  57. Srivastava MK, Yadav C, Bhat Y, Kumar S (2011) Cloning and characterization of cDNA encoding xyloglucan endotransglucosylase in Pennisetum glaucum L. Afr J Biotechnol 10:9242–9252CrossRefGoogle Scholar
  58. Sunitha M, Tamirisa S, Vudem DR, Khareedu VR (2017) Expression of cold and drought regulatory protein (CcCDR) of pigeonpea imparts enhanced tolerance to major abiotic stresses in transgenic rice plants. Planta 245:1137–1148. CrossRefGoogle Scholar
  59. Surekha CH, Kumari KN, Aruna LV, Suneetha G, Arundhati A, Kishor PK (2014) Expression of the Vigna aconitifolia P5CSF129A gene in transgenic pigeonpea enhances proline accumulation and salt tolerance. Plant Cell Tissue Organ Cult 116:27–36CrossRefGoogle Scholar
  60. Tamirisa S, Reddy VD, Rao KV (2014) Ectopic expression of pigeonpea cold and drought regulatory protein (CcCDR) in yeast and tobacco affords multiple abiotic stress tolerance. Plant Cell Tissue Org Cult 119:489–499CrossRefGoogle Scholar
  61. Valifard M, Mohsenzadeh S, Kholdebarin B, Rowshan V (2014) Effects of salt stress on volatile compounds, total phenolic content and antioxidant activities of Salvia mirzayanii. South Afr J Bot 93:92–97CrossRefGoogle Scholar
  62. VazPatto MC, Amarowicz R, Aryee ANA, Boye JI, Chung HJ, Martín-Cabrejas MA, Domoney C (2014) Achievements and challenges in improving the nutritional quality of food legumes. Crit Rev Plant Sci 34:105–143CrossRefGoogle Scholar
  63. Waheed A, Ishfaq AH, Ghulam Q, Ghulam M, Tariq M, Muhammad A (2006) Effect of salinity on germination, growth, yield, ionic balance and solute composition of pigeonpea (Cajanus cajan (L.) Millsp). Pak J Bot 38:1103–1117Google Scholar
  64. Wang M, Qin L, Xie C, Li W, Yuan J, Kong L, Yu W, Xia G, Liu S (2014) Induced and constitutive DNA methylation in a salinity-tolerant wheat introgression line. Plant Cell Physiol 55:1354–1365CrossRefGoogle Scholar
  65. Wang X, Li Q, Yuan W, Cao Z, Qi B, Kumar S, Li Y, Qian W (2016) The cytosolic Fe–S cluster assembly component MET18 is required for the full enzymatic activity of ROS1 in active DNA demethylation. Sci Rep 6:e26443CrossRefGoogle Scholar
  66. Wu W, Zhang Q, Ervin EH, Yang Z, Zhang X (2017) Physiological mechanism of enhancing salt stress tolerance of perennial ryegrass by 24-epibrassinolide. Front Plant Sci 8:e1017. CrossRefGoogle Scholar
  67. Xia H, Huang W, Xiong J, Yan S, Tao T, Li J, Wu J, Luo L (2017) Differentially methylated epiloci generated from numerous genotypes of contrasting tolerances are associated with osmotic-tolerance in rice seedlings. Front Plant Sci 8:e11Google Scholar
  68. Zemach A, McDaniel IE, Silva P, Zilberman D (2010) Genome-wide evolutionary analysis of eukaryotic DNA methylation. Science 328:916–919CrossRefGoogle Scholar

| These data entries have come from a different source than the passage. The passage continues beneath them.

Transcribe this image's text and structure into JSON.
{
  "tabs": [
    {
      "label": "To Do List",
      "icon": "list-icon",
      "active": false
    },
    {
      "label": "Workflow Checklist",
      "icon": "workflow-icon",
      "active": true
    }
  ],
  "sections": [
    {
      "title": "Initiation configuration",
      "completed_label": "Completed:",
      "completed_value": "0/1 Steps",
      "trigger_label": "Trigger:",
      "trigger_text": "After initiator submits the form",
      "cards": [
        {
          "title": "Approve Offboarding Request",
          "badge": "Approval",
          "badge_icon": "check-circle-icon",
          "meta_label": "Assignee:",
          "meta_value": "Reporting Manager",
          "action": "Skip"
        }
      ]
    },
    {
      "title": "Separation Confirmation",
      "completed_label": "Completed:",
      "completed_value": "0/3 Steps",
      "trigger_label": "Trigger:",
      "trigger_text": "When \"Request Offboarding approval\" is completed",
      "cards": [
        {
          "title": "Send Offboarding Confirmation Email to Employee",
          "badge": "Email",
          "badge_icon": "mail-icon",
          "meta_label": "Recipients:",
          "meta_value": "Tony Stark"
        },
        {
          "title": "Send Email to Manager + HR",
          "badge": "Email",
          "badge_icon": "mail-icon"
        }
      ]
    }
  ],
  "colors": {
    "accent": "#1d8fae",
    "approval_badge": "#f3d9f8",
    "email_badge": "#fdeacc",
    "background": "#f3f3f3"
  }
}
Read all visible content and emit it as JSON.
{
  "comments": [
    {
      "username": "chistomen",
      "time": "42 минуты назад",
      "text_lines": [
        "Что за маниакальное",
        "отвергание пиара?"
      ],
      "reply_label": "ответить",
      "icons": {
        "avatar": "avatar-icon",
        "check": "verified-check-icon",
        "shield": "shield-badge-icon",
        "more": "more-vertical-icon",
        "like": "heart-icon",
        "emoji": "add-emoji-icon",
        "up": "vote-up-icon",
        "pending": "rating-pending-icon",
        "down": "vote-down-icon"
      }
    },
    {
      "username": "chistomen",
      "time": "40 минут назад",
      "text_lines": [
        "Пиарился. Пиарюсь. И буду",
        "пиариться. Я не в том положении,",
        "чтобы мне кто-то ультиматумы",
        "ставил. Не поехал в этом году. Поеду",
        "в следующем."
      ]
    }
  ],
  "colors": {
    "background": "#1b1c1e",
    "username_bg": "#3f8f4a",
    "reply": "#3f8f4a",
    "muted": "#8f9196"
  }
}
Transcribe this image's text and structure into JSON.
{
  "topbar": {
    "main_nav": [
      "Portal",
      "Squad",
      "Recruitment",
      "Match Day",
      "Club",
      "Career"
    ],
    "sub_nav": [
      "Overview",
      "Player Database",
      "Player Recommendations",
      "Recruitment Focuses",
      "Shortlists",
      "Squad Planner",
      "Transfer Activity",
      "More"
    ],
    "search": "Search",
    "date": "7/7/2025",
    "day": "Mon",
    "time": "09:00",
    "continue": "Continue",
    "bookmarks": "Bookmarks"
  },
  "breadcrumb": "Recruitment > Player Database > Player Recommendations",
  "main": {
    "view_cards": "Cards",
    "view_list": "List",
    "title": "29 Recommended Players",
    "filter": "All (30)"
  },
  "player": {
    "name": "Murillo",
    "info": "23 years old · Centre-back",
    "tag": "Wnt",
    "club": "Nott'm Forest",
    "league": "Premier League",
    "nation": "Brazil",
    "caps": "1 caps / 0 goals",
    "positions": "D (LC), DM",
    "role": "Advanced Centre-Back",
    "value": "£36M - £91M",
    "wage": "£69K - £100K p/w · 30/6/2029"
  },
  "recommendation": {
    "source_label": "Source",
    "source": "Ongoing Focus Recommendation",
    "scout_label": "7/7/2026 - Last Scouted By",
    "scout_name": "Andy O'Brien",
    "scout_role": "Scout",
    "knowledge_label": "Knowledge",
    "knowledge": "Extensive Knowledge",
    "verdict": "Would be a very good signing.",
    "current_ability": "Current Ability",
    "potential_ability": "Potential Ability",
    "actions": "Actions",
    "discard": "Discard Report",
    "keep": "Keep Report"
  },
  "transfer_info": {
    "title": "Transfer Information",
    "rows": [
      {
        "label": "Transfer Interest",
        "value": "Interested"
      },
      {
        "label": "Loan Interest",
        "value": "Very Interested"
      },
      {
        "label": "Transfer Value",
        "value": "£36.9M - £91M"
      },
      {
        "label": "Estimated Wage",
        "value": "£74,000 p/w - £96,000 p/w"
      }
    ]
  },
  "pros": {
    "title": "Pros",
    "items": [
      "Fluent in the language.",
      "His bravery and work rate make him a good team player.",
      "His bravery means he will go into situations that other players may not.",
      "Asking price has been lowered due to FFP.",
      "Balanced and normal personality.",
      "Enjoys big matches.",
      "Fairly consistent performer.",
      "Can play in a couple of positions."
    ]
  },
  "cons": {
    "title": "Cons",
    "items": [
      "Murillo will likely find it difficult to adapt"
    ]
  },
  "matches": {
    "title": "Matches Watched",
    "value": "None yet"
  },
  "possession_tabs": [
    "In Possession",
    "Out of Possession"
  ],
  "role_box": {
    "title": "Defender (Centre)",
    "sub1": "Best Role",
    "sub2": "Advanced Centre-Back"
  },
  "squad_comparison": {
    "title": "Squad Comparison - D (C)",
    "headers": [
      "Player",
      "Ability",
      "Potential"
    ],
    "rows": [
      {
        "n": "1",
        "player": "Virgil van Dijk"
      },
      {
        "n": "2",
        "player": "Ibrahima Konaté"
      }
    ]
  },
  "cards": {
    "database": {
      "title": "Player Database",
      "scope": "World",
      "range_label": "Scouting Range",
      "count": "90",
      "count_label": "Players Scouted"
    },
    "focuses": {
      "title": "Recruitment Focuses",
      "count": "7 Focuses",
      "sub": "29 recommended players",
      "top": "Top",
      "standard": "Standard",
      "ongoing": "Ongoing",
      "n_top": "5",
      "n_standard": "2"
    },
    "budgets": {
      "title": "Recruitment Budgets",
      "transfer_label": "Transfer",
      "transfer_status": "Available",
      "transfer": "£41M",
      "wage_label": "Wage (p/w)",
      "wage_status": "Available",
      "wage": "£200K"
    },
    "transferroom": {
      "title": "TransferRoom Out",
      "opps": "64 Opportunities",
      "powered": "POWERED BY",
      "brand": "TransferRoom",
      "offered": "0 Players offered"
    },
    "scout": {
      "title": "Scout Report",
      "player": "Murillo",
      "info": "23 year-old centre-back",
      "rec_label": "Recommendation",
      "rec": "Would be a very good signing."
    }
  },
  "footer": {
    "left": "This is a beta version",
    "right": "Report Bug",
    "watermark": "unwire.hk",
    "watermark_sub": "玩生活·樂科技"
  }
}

Copyright information

© Springer Science+Business Media, LLC, part of Springer Nature 2019

Authors and Affiliations

  • Monika Awana
    • 1
    • 2
  • Karmveer Yadav
    • 1
  • Kirti Rani
    • 2
  • Kishor Gaikwad
    • 3
  • Shelly Praveen
    • 1
  • Suresh Kumar
    • 1
  • Archana Singh
    • 1
    Email author
  1. 1.Division of BiochemistryICAR-Indian Agricultural Research InstituteNew DelhiIndia
  2. 2.Amity Institute of BiotechnologyAmity UniversityNoidaIndia
  3. 3.National Research Centre on Plant BiotechnologyNew DelhiIndia

Personalised recommendations